written by Thomas Burghardt May 19, 2020
Doug Loverro has resigned as Associate Administrator of NASA’s Human Exploration and Operations (HEO) Mission Directorate. Deputy Associate Administrator Ken Bowersox will serve as the acting leader of the directorate.
(Lead image via NASA – Jim Bridenstine and Ken Bowersox testify during a House subcommittee hearing)
Loverro’s resignation is the second time in less than a year that NASA’s head of human spaceflight has changed. Last July, agency Administrator Jim Bridenstine reassigned Bill Gerstenmaier to be a special advisor within the agency after eight years as HEO Associate Administrator. Gerstenmaier went on to take a consultant role at SpaceX in February, working with the company’s reliability team.
The leadership change also comes just two days prior to the Agency Flight Readiness Review for the SpaceX Demo-2 mission, NASA’s first human spaceflight launch from the United States since 2011. The launch is scheduled for next week, on May 27.
Doug Loverro assumed the role of HEO Associate Administrator last December. Over six months, Loverro oversaw the final stretch of the Commercial Crew program preparing to return orbital human spaceflight capability to the United States, including the Boeing Starliner Orbital Flight Test and the SpaceX Crew Dragon In-Flight Abort test.
Loverro was also responsible for the selection of three Human Landing Systems (HLS) that will be developed to support crewed missions to the surface of the moon under the Artemis program. A National Team led by Blue Origin, as well as Dynetics and SpaceX, were selected for ten months of development prior to a downselect period in February 2021.
In a letter to the HEO directorate, Loverro stated that his resignation was due to his choice to take a risk, a choice he made “because I judged it necessary to fulfill our mission.” The letter goes on to say “I made a mistake in that choice for which I alone must bear the consequences.” It is not clear what such a “risk” may have been, or why it led to Loverro’s resignation.
The acting replacement for the head of the directorate will be Ken Bowersox, who also served in this role during the transition between Gerstenmaier and Loverro last year.
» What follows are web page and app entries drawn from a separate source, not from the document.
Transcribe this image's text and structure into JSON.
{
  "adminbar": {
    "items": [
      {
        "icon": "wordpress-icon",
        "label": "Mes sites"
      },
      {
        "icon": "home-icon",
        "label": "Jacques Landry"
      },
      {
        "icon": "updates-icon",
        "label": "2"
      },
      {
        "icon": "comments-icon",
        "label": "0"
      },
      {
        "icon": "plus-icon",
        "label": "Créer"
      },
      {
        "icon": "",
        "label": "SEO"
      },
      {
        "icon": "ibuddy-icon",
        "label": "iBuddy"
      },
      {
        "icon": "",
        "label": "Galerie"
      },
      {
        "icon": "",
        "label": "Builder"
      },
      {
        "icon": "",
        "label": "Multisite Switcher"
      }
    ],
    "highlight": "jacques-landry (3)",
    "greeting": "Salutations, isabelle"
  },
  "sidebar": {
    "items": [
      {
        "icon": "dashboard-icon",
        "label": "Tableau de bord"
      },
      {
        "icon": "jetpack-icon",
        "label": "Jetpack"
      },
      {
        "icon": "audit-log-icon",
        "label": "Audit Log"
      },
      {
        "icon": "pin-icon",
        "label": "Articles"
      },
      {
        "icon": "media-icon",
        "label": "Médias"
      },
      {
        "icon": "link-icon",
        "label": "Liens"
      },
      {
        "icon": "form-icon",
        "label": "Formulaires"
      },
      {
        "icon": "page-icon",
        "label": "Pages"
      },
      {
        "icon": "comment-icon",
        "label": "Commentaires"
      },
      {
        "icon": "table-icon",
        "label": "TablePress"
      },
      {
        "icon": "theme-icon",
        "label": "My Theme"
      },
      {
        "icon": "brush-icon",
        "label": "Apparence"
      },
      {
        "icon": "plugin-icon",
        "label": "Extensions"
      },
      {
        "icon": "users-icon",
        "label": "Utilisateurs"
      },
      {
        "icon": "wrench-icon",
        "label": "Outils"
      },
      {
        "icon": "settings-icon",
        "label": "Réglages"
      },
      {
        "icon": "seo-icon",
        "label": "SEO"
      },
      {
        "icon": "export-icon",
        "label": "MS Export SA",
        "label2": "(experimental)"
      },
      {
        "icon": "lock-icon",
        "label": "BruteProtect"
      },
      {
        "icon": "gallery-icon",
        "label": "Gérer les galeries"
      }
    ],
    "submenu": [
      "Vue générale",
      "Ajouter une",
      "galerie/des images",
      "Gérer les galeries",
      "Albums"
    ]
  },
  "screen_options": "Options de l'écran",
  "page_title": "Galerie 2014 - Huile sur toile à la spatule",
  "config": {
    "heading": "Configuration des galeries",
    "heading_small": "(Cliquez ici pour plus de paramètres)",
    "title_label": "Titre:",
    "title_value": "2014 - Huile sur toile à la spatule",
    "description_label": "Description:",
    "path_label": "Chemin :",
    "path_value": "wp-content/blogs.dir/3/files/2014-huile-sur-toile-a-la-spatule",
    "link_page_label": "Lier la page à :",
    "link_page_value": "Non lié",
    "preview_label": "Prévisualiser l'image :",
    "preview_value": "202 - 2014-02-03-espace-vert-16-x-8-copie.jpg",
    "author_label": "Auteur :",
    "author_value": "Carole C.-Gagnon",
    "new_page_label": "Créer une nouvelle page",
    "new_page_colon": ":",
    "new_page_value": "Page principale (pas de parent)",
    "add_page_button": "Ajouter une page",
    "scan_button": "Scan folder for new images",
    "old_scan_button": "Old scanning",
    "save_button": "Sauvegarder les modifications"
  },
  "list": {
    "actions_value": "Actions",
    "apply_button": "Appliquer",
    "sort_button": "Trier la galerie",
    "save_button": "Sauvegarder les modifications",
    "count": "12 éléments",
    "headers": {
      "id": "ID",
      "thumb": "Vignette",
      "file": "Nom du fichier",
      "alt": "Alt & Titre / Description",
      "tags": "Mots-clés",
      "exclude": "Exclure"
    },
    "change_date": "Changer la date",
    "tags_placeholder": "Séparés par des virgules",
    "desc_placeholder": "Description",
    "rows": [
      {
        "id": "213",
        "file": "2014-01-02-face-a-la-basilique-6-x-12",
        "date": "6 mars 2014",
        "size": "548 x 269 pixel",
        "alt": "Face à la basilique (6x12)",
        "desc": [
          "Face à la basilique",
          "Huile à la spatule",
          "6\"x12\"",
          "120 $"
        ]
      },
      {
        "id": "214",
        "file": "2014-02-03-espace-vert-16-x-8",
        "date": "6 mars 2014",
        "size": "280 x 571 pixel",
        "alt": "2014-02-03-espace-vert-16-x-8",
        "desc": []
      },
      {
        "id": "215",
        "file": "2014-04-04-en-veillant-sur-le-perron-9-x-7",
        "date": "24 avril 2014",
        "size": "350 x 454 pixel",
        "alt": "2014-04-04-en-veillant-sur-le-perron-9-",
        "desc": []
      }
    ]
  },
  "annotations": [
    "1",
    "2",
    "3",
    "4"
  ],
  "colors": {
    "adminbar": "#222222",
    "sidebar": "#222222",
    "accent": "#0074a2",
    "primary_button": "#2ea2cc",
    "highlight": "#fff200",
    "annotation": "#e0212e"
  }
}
Bowersox is currently the deputy associate administrator of the HEO directorate, and has held multiple positions in the agency, including serving as a crew member on five spaceflights.
Bowersox was a Captain in the United States Navy before joining the NASA astronaut corps in 1987. He first flew to space aboard Space Shuttle Columbia on the STS-50 mission. As Pilot, Bowersox became the first to ever land Columbia at the Kennedy Space Center.
Bowersox then piloted Space Shuttle Endeavor on STS-61, the first mission to service the Hubble Space Telescope. On the second Hubble servicing mission, STS-82, Bowersox was the commander of Space Shuttle Discovery. Bowersox also commanded Columbia on STS-73, a free flying mission carrying a Spacelab module for microgravity research.
On his final spaceflight, Bowersox launched as a mission specialist on board Space Shuttle Endeavor, on the STS-113 mission to the International Space Station. Ken then commanded the space station as part of Expedition 6. He completed two extravehicular activities (EVAs), or spacewalks, before returning to Earth as a Flight Engineer on the Soyuz TMA-1 spacecraft.
Bowersox was originally slated to return aboard another Space Shuttle flight, but flew on Soyuz instead due to the grounding of the Shuttle fleet after the Columbia disaster, which occurred while Bowersox was on the station. In total, Bowersox has spent 211 days in space.
After retiring from the NASA astronaut corps, Bowersox served as Vice President of Astronaut Safety and Mission Assurance at SpaceX from 2009 to 2011. Now, as acting associate administrator of the HEO mission directorate, Bowersox will be supported by other NASA leadership such as Kathy Lueders, manager of the Commercial Crew Program, and Toni Mumford, the deputy associate administrator for policy and plans for the HEO mission directorate.
The team is facing critical times for multiple human spaceflight programs, including the final test flights for Commercial Crew and final preparations for the beginning of the Artemis program.